In this project, Cedersund will work with AstraZeneca in order to develop such a model, which additionally would be able to differentiate between the 5 subtypes of diabetes. Such a model would not only be of service in this specific case, but could be working as a knowledge base also for much of the future drug development that will take place in this area. Integrating all available knowledge and data in an interactive simulation model will serve many different purposes. In a pharmaceutical project one might for example ask: “Given all the available knowledge and data, what is the most probable scenario?” or, reversed, “What would be implausible, given the data we have today?” Such a knowledge database would also transform the linear drug development workflow we use today into an integrated whole, where different projects can help each other. Instead of a failed Phase 2 trial being waste money, it turns into valuable knowledge in other projects using the same knowledge database. In this project, we will build such a knowledge database by connecting a number of existing models, and use unique and extensive data from several research groups worldwide. To answer the above question about dapagliflozin, we will test two different hypotheses:

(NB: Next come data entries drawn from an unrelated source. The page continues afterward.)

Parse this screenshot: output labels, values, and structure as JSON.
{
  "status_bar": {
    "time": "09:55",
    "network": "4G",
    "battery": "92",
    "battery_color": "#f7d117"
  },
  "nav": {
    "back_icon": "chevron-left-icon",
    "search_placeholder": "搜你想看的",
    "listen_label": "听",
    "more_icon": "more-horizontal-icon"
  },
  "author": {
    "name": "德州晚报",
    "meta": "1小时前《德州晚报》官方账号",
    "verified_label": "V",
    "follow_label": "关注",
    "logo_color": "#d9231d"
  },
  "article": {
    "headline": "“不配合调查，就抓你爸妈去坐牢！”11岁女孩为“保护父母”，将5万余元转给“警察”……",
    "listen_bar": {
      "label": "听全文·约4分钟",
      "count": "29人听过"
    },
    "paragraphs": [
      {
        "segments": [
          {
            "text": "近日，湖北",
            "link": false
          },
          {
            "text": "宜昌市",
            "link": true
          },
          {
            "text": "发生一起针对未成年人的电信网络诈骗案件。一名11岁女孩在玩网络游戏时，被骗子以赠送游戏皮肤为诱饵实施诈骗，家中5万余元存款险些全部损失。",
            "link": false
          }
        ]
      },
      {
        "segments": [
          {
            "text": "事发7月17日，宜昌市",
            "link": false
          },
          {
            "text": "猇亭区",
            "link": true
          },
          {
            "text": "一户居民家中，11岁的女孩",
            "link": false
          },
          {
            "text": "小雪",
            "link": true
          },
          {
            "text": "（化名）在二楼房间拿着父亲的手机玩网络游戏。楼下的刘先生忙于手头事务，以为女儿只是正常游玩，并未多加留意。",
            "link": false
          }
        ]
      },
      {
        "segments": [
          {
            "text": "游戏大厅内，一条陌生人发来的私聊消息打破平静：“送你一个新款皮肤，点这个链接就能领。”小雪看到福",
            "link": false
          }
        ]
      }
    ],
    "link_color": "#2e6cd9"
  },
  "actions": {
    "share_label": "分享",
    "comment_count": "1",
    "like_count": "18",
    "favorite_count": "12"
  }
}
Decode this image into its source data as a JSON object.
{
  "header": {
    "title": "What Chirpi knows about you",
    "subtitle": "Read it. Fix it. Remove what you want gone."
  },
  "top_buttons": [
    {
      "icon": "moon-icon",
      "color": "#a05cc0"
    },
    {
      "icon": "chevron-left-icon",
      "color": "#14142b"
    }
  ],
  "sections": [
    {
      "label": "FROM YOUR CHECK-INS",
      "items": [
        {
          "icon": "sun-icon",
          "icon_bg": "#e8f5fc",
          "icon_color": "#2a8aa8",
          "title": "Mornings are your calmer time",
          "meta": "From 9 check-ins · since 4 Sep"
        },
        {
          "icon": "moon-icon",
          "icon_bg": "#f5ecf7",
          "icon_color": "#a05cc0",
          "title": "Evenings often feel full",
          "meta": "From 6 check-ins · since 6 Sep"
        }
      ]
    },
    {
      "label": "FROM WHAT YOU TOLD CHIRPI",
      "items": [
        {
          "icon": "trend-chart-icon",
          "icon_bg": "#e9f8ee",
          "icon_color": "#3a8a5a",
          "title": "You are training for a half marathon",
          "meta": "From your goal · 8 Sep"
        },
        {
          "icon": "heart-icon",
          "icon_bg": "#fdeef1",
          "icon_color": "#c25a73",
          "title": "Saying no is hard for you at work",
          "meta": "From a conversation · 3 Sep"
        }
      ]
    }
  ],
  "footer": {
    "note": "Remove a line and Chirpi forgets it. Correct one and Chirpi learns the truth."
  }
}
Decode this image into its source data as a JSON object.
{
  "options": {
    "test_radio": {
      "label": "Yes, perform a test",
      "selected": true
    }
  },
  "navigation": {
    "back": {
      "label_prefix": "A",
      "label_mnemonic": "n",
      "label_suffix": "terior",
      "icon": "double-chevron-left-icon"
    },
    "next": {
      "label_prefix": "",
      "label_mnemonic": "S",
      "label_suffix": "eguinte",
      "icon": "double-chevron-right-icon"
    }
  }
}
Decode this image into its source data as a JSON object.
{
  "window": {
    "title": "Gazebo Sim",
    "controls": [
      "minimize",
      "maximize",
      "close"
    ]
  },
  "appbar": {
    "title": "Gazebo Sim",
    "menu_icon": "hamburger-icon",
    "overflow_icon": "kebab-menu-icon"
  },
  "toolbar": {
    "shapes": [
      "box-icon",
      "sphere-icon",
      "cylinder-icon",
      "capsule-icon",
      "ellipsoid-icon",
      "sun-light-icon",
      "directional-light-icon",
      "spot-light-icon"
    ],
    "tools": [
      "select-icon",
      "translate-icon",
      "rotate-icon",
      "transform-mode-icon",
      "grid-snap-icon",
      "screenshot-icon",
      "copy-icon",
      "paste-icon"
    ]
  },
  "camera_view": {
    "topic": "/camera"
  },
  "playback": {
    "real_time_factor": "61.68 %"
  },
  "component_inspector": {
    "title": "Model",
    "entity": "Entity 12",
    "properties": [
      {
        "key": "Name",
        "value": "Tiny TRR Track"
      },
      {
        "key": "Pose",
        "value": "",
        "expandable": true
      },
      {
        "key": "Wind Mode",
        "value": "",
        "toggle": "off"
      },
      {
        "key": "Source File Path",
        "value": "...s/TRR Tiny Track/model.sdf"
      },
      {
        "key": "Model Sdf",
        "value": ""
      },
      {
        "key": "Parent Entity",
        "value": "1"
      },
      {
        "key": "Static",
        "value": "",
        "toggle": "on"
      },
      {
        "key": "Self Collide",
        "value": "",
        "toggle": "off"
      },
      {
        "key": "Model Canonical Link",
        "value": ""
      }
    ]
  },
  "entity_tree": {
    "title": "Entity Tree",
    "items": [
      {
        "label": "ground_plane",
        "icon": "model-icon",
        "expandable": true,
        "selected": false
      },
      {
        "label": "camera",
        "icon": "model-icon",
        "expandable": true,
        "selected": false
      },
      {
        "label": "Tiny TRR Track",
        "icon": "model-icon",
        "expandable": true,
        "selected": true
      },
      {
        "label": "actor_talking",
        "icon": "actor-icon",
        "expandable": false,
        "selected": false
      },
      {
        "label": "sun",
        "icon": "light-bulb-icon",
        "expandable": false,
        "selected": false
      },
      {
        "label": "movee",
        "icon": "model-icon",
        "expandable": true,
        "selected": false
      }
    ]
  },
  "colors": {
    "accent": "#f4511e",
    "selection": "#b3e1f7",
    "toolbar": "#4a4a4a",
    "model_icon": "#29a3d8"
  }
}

- H1: Both empagliflozin and dapagliflozin inhibit reflux of glucose from the urine, and thereby lowers the body’s sugar and energy levels. This also leads to a lower blood volume, which in turn lowers blood pressure, and decreases the risk of congestive heart failure. The first hypothesis is that these mechanisms on their own can explain the measured effects, because less energy means that the fat cells can store all the energy as fat, which is good because fat storage in other tissue leads to inflammatory responses and the complications present in congestive heart failure. Increased fat metabolism in the liver also leads to the release of ketone bodies, in turn leading to increased heart function.
- H2: The second hypothesis is that i) empagliflozin also has direct effects in other cell types, but they are the same as dapagliflozin, ii) with these effects added to the model, it can explain why empogliflozin has positive effects on heart diseases. We will measure such direct effects from both empagliflozin and dapagliflozin, both by adding them to isolated cells from real humans, and adding them to artificial human organ systems.
If H1 or H2 are true, and if the model can correctly predict key results that can be tested in new experiments, the model could in principle be the basis for a new certification application to use the diabetes drug dapagliflozin also for cardiac diseases. In that case, we will also establish a collaboration with the Food and Drug Administration in the US, and investigate how such a model could be used according to their new guidelines for model based drug certification processes.